Welcome to Bookmarker!

This is a personal project by @dellsystem. I built this to help me retain information from the books I'm reading.

Source code on GitHub (MIT license).

[...] poetry, as Terry Eagleton argues, 'is something which is done to us, not just said to us. The meaning of its words is closely bound up with the experience of them.' The separation of truth from the materiality of language is a product of modernity, linguistic specialisation, and a specifically capitalist division of labour. But as a result of this division, a prejudice has emerged which regards any accentuation of the aesthetic, sensuous properties of language, outside the relatively harmless sphere of entertainment, as a frivolous obstacle to understanding. At best an indulgence, at worst manipulative. In its left-moralist iteration, this prejudice can take the form of the claim that 'fancy' prose is 'elitist', 'exclusive', evading comprehension by 'real people'.

[...] These days, such covert snobbery often comes from graduate students, guiltily devouring Baudrillard on the down-low while earnestly masticating gruel-thin versions of Marxism for the gratuitously patronised and underestimated readers of the revolutionary press: the negative ideographs of the TheoryBro.

There is, deposited in this ideology of 'clarity', a crude theory of pedagogy. According to this view, difficulty and obstacles to the most 'straightforward' comprehension are inevitably blocks which any normal human will simply find discouraging - rather than, perhaps, tantalising invitations to learn and grow. As thought the ideal learner has no desire to be challenged, beyond the reading of an alphabetti-spaghetti version of any given issue. In many ways, obstacles are what pedagogy thrives on: the fact that something suggests a mystery but doesn't immediately yield to understand is what creates a desire to know more.

hahaha i love his writing. there's obviously gotta be some balance (some people will be stymied by intellectual roadblocks earlier than others), but this perspective here is refreshing & important

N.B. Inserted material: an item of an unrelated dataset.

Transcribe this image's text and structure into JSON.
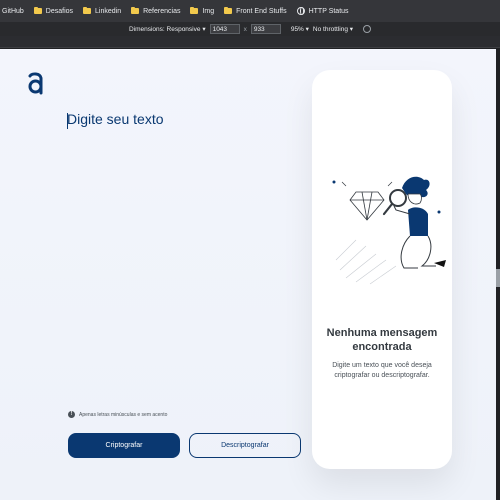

—p.15 Caedmon's Dream: On the Politics of Style (7) by Richard Seymour 4¬†years, 4¬†months ago